100 Hours (100 Hours #1) by Rachel Vincent
Published March 28, 2017 by Katherine Tegen Books
Genres Young Adult, Mystery, Thriller
A decadent spring break getaway on an exotic beach becomes a terrifying survival story when six Miami teens are kidnapped and ransomed.Maddie is beyond done with her cousin Genesis’s entitled and shallow entourage. Genesis is so over Miami’s predictable social scene with its velvet ropes, petty power plays, and backstabbing boyfriends. While Maddie craves family time for spring break, Genesis seeks novelty—like a last-minute getaway to an untouched beach in Colombia. And when Genesis wants something, it happens.
But paradise has its price. Dragged from their tents under the cover of dark, Genesis, Maddie, and their friends are kidnapped and held for ransom deep inside the jungle—with no diva left behind. It all feels so random to everyone except Genesis. She knows they were targeted for a reason. And that reason is her.
When I saw the cove r of this book and read the description, I immediately wanted to read it and was excited when the publisher sent me an ARC. Plus. the cover is absolutely gorgeous. I love survival type books, but can’t find many good ones and I especially liked the tropical setting. However, although the plot of this story could have been really great, it was fairly disappointing. The story is told from two perspectives, Maddie and Genesis, both of which are fairly spoiled little rich girls, but Genesis especially. I was already annoyed with her during the first chapter where she is cheating on her boyfriend, in front of him, in a local Colombian bar. The story begins with them ditching their spring break in the Bahamas and instead bribing the pilot of their private plan to bring them to Columbia instead, as that is where their parents are from and their grandmother still lives there. I don’t know much about the lives of the very rich, but this story itself seemed a bit far fetched to me.
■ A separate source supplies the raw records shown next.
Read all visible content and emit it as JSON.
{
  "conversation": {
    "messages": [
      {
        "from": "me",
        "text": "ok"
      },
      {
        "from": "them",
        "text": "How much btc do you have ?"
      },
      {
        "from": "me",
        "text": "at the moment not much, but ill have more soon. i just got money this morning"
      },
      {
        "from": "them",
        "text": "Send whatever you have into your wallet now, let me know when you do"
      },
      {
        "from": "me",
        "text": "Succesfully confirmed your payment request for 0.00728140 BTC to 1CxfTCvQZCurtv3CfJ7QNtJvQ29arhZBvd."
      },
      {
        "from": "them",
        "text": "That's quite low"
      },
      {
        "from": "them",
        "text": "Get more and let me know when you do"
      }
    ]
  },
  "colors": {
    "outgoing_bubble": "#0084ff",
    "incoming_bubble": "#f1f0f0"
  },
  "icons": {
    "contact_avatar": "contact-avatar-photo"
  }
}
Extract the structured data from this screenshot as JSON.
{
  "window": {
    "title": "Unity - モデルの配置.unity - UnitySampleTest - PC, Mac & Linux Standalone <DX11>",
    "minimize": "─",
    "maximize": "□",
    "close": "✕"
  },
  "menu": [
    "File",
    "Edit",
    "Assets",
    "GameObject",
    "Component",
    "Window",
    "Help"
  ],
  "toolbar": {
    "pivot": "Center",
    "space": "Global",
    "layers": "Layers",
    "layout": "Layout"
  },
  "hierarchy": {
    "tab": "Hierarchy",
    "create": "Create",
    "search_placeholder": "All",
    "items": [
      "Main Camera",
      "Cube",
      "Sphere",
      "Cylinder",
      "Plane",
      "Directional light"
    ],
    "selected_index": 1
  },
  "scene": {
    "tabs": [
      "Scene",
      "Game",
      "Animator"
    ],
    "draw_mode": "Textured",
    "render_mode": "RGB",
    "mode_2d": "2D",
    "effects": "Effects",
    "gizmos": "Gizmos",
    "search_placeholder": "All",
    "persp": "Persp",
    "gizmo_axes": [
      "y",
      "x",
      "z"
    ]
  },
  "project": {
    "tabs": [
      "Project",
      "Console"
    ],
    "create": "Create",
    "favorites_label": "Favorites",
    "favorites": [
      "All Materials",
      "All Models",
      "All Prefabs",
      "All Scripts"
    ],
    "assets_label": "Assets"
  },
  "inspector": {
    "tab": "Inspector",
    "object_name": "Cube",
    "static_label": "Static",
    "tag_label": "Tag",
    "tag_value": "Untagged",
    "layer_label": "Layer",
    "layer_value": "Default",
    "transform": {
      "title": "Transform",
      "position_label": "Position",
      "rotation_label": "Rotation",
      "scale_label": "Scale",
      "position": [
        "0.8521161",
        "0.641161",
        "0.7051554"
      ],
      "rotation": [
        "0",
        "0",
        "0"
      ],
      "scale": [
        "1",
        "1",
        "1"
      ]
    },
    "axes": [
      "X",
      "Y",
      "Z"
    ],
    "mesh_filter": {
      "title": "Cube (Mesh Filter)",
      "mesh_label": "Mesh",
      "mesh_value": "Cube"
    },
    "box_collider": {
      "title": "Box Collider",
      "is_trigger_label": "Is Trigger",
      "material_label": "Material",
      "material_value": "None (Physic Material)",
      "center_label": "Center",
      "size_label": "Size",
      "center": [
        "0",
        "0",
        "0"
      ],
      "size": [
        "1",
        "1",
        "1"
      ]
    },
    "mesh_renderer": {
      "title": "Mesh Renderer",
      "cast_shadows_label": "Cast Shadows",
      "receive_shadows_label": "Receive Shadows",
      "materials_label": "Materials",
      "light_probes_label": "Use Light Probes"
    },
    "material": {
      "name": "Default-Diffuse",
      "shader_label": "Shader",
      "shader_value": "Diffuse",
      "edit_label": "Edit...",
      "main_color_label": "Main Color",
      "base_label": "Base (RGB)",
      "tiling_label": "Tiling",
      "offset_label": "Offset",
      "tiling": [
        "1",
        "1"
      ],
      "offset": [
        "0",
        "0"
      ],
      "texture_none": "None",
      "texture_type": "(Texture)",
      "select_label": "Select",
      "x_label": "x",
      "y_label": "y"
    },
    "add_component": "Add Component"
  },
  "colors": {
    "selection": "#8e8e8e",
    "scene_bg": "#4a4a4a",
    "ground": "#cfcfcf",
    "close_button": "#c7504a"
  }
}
Basically, this book could have been really great, with the story and the setting, but between the thoughts, words and actions of the overly privileged rich teenagers, which was extremely annoying, and them just randomly cheating and hooking up the whole time, it kind of ruined the plot for me. Their is a plot twist and there is a good deal of action throughout the book and the plot moves along at a steady pace. But I just really had a hard time connecting with any of the characters and I never really became invested in any of them either. The book does end with another twist and a cliffhanger, leaving the reader with an open ended story line for the next book in the series. Overall this book could have been really great if the author had toned down the privileged, rich girl monologue and had developed the characters a bit more so readers might actually become invested in their outcome. Thank you to the publisher for sending me an advanced reading copy of the book.